Students completing our bachelor’s degree program in Agricultural Education, a prerequisite for the Ag Specialist Credential program, are required to fulfill the university’s upper division General Education area IB (Integration/Science) requirement. Students are required to complete one IB course, from the university’s approved list of courses.  Agricultural Education students typically complete their GE - IB by taking Plant 105, as it is the course that is recommended by their academic advisors and faculty for this GE area and the most relevant course in this area for our majors. Plant 105 is also recommended on our Agricultural Education degree advising sheet. 

Perspective Captured from Data Source: Instructor 

Rationale for using Data Source:
The Plant 105 curriculum includes topics related to our world’s population growth, food supply, sustainability, and food safety. There is also class discussion focused on the balance between our global population and food supplies. 

Specific Elements of Data Source:
Students’ final course grades from their Plant 105 course

Definition of Success for Each Element:
Candidates are expected to receive a grade of “D” (60% /  2.0) grade or better to meet the university’s GE - IB degree requirement. Our program goal is for at least the majority of candidates to meet this learning outcome with a “B” (80% / 3.0) grade or higher. 

Displays of Analyzed Data:
Figure 2: Mean Course Grades in Plant 105 from 2008, 2012, 2017Mean Grades in Plant 105

2008 Mean Grade 3.14
2012 Mean Grade 3.30
2017 Mean Grade 3.10
Overall Mean Grade 3.18
Overall Std. Dev. 0.71

Link to Full Dataset:https://drive.google.com/file/d/1irEt13LMzu2Tvf5pyKCt2WmEYrgLFkGj/view?usp=sharing 

Interpretation of Data:
The results for 2008, 2012 and 2017 show Plant 105 mean grades for our Agriculture Specialist candidates ranging from 3.10 to 3.30 with an average of 3.18. All three years yielded a mean grade that exceeded the program goal of 3.0 (“B” grade average or better), therefore it can be concluded that overall the majority agriculture specialist program completers included in this study did meet the program’s overall goal of a “B” (3.0) grade or better in their Plant 105 course.

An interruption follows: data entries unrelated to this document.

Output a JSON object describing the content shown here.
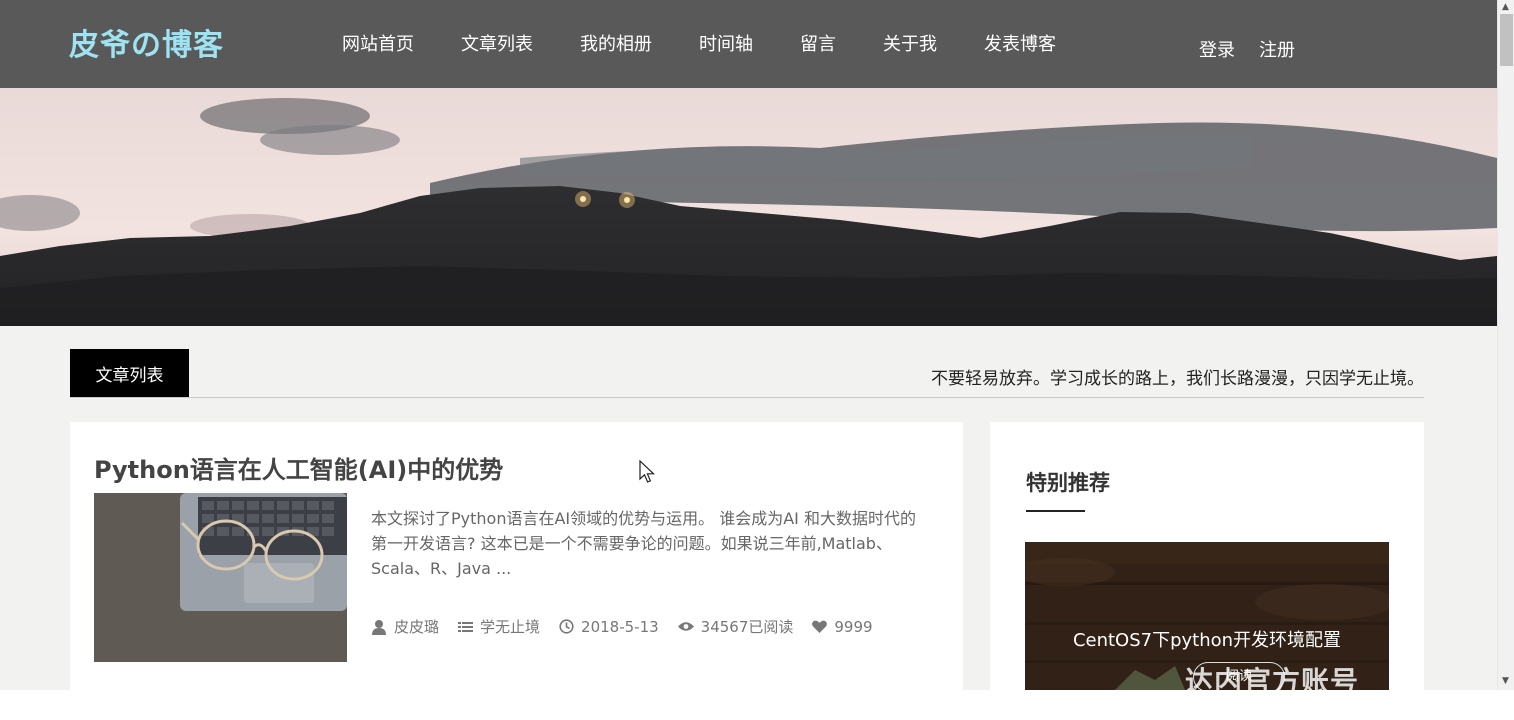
{
  "header": {
    "logo": "皮爷の博客",
    "nav": [
      "网站首页",
      "文章列表",
      "我的相册",
      "时间轴",
      "留言",
      "关于我",
      "发表博客"
    ],
    "login": "登录",
    "register": "注册"
  },
  "section": {
    "active_tab": "文章列表",
    "motto": "不要轻易放弃。学习成长的路上，我们长路漫漫，只因学无止境。"
  },
  "article": {
    "title": "Python语言在人工智能(AI)中的优势",
    "excerpt_lines": [
      "本文探讨了Python语言在AI领域的优势与运用。 谁会成为AI 和大数据时代的",
      "第一开发语言? 这本已是一个不需要争论的问题。如果说三年前,Matlab、",
      "Scala、R、Java ..."
    ],
    "author": "皮皮璐",
    "category": "学无止境",
    "date": "2018-5-13",
    "views": "34567已阅读",
    "likes": "9999"
  },
  "sidebar": {
    "title": "特别推荐",
    "recommend_title": "CentOS7下python开发环境配置",
    "read_button": "阅读"
  },
  "watermark": "达内官方账号",
  "colors": {
    "nav_bg": "#595959",
    "logo": "#9fe3f2",
    "page_bg": "#f2f2f0",
    "active_tab_bg": "#000000"
  },
  "icons": {
    "author": "user-icon",
    "category": "list-icon",
    "date": "clock-icon",
    "views": "eye-icon",
    "likes": "heart-icon"
  }
}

Next Steps: 
Due to university credit limitations, our program is unable to add additional undergraduate courses. Likewise, our credential course load is 39 semester units and adding additional requirements would require students to enroll for an additional semester. It is for these reasons that we draw on the university undergraduate requirements to help our candidates to develop knowledge of international and global perspectives that they can then use with their future students. We are open to suggestions about how to improve in this area. 

Moving forward, we will conduct some research to find out what other programs are doing in this area, perhaps by engaging in discussions with our stakeholders and/or adding items to our graduate survey to see how well completers think they are prepared in this area. Additionally, we will look for spaces within our current course syllabi to incorporate global perspectives on issues in agriculture. This may include inviting candidates to bring in learning from the undergraduate courses we have cited here to support them in linking that learning to the work they do with their students.

To evaluate our efforts in this area, we will continue to analyze the data we collect each year and discuss as program faculty how we might improve the scores of our candidates.

Aspect E →